The NFL wants to charge double to broadcast its games, but Disney (who owns ABC and ESPN) is fighting back citing the current high price tag it pays for Monday Night Football, according to CNBC.

What’s Happening:

  • The NFL is in discussions with all of their existing network partners, including Disney-owned ESPN, regarding renewal rates for broadcasting rights, hoping to get their primary packages complete by March 17th, before the start of the league year.
  • The NFL wants to increase their rates by 100%, doubling their current rates, with other partners NBC, CBS, and Fox reportedly likely to accept, but Disney, who pays substantially more than the other networks for Monday Night Football is pushing back.
  • Reportedly, Disney agreed to pay almost $2 billion annually for Monday Night Football in 2011 in a deal that runs through this year. The number is substantially larger than the $1.1 billion for Fox, $1 billion for CBS, and $960 Million for NBC’s NFL programming.
  • Reportedly, Disney has already rejected paying anywhere close to the new prices suggested, coming in at almost $4 billion dollars. Disney CEO Bob Chapek even referred to the NFL conversations during an earnings call last week.
  • The deal includes more than just the games themselves, as Disney also gets the rights for highlights on ESPN, branding rights for programming, and, important to Chapek’s direct-to-consumer initiatives, the streaming rights.
  • Disney is also reportedly asking for more in the new deal, including two games on Monday nights, with one airing on ABC with another on ESPN, with ABC also included in the Super Bowl rotation.
  • NFL Games have traditionally been among the most watched broadcasts on television, with the 5 top broadcasts of 2020 being NFL Games. However, there has been a decline in viewership among younger audiences, with a decline in Super Bowl viewing among 18-49 year olds over the last ten years.

What They’re Saying:
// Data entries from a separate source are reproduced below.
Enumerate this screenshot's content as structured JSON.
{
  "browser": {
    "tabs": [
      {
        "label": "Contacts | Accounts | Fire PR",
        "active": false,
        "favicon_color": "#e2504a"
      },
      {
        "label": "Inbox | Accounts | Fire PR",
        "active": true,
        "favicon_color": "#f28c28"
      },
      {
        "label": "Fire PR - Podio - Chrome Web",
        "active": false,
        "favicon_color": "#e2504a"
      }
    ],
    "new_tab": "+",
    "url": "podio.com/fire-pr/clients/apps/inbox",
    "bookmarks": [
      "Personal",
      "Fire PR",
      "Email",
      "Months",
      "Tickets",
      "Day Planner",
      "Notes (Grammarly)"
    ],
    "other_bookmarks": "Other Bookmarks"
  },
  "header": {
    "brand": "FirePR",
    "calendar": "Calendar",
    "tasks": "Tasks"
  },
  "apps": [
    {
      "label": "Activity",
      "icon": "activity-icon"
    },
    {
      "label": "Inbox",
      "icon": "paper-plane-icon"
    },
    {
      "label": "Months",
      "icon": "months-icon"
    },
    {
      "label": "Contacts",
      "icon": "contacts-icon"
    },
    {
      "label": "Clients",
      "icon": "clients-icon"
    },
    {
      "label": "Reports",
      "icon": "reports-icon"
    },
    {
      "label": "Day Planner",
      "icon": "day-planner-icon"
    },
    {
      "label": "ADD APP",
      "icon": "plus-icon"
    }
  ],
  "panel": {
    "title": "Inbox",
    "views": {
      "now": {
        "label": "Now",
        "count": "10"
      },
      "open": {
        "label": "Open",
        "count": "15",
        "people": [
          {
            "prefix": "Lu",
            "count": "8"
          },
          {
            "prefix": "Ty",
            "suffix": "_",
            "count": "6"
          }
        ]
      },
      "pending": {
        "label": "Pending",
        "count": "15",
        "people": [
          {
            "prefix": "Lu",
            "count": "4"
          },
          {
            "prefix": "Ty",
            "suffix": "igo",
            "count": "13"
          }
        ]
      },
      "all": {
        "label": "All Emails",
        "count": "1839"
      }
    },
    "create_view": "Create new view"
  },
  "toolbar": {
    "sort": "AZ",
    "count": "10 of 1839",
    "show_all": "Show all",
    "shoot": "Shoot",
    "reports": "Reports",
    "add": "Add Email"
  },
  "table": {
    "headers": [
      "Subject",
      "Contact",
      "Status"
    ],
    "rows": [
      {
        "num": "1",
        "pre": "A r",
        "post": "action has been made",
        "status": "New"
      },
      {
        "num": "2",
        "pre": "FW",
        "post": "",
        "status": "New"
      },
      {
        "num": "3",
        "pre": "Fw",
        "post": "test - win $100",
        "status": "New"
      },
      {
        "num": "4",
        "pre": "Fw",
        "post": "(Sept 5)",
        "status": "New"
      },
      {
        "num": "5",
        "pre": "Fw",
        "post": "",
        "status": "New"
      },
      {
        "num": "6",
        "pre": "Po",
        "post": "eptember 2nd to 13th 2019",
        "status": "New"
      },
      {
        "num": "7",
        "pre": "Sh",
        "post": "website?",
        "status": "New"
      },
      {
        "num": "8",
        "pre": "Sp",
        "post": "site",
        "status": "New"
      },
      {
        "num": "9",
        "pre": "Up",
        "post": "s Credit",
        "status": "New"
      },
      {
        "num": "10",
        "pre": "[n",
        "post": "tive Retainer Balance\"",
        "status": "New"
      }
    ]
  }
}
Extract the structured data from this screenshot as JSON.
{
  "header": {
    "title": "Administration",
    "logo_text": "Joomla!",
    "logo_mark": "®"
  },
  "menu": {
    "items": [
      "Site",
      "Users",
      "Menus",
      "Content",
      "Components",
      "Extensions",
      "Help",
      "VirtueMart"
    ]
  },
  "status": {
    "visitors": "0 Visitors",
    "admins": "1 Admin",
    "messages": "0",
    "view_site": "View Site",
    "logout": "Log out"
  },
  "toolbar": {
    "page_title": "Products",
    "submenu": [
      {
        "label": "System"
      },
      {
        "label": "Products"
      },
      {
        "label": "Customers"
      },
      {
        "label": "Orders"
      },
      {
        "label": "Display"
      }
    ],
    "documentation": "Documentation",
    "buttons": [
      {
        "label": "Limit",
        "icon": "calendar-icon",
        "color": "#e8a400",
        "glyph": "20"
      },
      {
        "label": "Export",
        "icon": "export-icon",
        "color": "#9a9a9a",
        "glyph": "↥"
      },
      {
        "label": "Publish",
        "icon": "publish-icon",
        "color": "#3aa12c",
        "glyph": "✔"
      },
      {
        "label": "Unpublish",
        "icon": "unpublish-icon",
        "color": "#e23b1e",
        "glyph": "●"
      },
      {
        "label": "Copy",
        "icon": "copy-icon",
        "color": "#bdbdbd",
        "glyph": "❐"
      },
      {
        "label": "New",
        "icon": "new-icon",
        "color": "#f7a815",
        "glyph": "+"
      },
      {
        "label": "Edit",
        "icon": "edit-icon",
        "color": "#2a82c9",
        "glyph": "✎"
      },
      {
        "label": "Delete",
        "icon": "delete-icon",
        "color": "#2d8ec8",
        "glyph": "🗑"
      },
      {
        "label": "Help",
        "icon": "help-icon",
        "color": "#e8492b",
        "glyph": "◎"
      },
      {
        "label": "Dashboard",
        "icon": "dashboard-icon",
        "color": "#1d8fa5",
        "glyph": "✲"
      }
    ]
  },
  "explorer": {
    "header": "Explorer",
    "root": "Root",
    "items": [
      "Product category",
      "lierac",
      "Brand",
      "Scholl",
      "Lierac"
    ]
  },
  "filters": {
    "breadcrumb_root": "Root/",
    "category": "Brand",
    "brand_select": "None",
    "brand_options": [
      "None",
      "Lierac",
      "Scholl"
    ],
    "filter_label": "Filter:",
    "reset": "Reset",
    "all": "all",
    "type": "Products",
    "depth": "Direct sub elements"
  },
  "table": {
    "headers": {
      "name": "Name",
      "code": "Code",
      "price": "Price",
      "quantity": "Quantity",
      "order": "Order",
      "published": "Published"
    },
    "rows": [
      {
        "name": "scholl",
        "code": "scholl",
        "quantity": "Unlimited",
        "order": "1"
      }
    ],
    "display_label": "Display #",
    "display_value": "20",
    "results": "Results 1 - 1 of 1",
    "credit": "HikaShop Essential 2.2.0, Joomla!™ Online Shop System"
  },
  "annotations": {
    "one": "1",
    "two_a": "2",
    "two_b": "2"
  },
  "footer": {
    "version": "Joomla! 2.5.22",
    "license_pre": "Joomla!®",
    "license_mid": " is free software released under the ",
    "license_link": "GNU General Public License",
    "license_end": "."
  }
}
  • Disney CEO Bob Chapek: “We’re looking at the long-term trends of sports viewership. “We’ve had a long relationship with the NFL. If there’s a deal that will be accretive to shareholder value, we will certainly entertain that and look at that. But our first filter will be to say whether it makes sense for shareholder value going forward.”